Exercise details:
Print the records exactly. Miss nothing.

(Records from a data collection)
——

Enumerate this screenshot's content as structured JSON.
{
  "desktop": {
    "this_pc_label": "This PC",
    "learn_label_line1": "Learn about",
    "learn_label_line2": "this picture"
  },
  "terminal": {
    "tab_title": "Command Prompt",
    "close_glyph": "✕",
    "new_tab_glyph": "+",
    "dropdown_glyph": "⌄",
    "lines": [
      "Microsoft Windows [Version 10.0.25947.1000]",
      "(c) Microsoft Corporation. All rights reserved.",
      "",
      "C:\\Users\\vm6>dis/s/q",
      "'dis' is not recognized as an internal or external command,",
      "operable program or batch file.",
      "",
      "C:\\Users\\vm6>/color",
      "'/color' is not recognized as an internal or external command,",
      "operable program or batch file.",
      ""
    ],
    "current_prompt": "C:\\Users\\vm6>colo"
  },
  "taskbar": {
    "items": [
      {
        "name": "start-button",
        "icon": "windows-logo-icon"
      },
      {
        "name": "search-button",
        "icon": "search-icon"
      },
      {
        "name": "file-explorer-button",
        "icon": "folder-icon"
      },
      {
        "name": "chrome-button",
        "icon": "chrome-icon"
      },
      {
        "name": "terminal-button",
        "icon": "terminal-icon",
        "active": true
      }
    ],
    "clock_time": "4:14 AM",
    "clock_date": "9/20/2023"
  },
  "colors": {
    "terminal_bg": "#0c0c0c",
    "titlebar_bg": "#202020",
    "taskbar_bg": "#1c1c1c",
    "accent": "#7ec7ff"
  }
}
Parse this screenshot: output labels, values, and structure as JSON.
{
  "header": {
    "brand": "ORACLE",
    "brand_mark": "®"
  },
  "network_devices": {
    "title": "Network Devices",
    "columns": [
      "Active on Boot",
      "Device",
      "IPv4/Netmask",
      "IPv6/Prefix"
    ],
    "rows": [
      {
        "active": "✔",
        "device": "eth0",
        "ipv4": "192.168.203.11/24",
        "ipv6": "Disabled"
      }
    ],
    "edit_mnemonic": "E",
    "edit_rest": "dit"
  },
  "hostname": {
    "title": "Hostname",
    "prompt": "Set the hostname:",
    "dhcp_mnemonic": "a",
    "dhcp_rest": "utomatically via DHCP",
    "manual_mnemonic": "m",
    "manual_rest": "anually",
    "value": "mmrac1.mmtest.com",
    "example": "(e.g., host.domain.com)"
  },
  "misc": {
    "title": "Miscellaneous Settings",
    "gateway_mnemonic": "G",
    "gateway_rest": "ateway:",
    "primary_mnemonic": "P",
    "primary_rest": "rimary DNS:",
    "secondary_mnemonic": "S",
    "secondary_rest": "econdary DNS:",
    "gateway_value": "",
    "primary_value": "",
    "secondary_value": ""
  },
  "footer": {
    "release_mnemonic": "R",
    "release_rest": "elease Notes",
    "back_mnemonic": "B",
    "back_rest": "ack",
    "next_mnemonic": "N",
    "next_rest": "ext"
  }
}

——

Exercise output:
Enumerate this screenshot's content as structured JSON.
{
  "desktop": {
    "this_pc_label": "This PC",
    "learn_label_line1": "Learn about",
    "learn_label_line2": "this picture"
  },
  "terminal": {
    "tab_title": "Command Prompt",
    "close_glyph": "✕",
    "new_tab_glyph": "+",
    "dropdown_glyph": "⌄",
    "lines": [
      "Microsoft Windows [Version 10.0.25947.1000]",
      "(c) Microsoft Corporation. All rights reserved.",
      "",
      "C:\\Users\\vm6>dis/s/q",
      "'dis' is not recognized as an internal or external command,",
      "operable program or batch file.",
      "",
      "C:\\Users\\vm6>/color",
      "'/color' is not recognized as an internal or external command,",
      "operable program or batch file.",
      ""
    ],
    "current_prompt": "C:\\Users\\vm6>colo"
  },
  "taskbar": {
    "items": [
      {
        "name": "start-button",
        "icon": "windows-logo-icon"
      },
      {
        "name": "search-button",
        "icon": "search-icon"
      },
      {
        "name": "file-explorer-button",
        "icon": "folder-icon"
      },
      {
        "name": "chrome-button",
        "icon": "chrome-icon"
      },
      {
        "name": "terminal-button",
        "icon": "terminal-icon",
        "active": true
      }
    ],
    "clock_time": "4:14 AM",
    "clock_date": "9/20/2023"
  },
  "colors": {
    "terminal_bg": "#0c0c0c",
    "titlebar_bg": "#202020",
    "taskbar_bg": "#1c1c1c",
    "accent": "#7ec7ff"
  }
}
Parse this screenshot: output labels, values, and structure as JSON.
{
  "header": {
    "brand": "ORACLE",
    "brand_mark": "®"
  },
  "network_devices": {
    "title": "Network Devices",
    "columns": [
      "Active on Boot",
      "Device",
      "IPv4/Netmask",
      "IPv6/Prefix"
    ],
    "rows": [
      {
        "active": "✔",
        "device": "eth0",
        "ipv4": "192.168.203.11/24",
        "ipv6": "Disabled"
      }
    ],
    "edit_mnemonic": "E",
    "edit_rest": "dit"
  },
  "hostname": {
    "title": "Hostname",
    "prompt": "Set the hostname:",
    "dhcp_mnemonic": "a",
    "dhcp_rest": "utomatically via DHCP",
    "manual_mnemonic": "m",
    "manual_rest": "anually",
    "value": "mmrac1.mmtest.com",
    "example": "(e.g., host.domain.com)"
  },
  "misc": {
    "title": "Miscellaneous Settings",
    "gateway_mnemonic": "G",
    "gateway_rest": "ateway:",
    "primary_mnemonic": "P",
    "primary_rest": "rimary DNS:",
    "secondary_mnemonic": "S",
    "secondary_rest": "econdary DNS:",
    "gateway_value": "",
    "primary_value": "",
    "secondary_value": ""
  },
  "footer": {
    "release_mnemonic": "R",
    "release_rest": "elease Notes",
    "back_mnemonic": "B",
    "back_rest": "ack",
    "next_mnemonic": "N",
    "next_rest": "ext"
  }
}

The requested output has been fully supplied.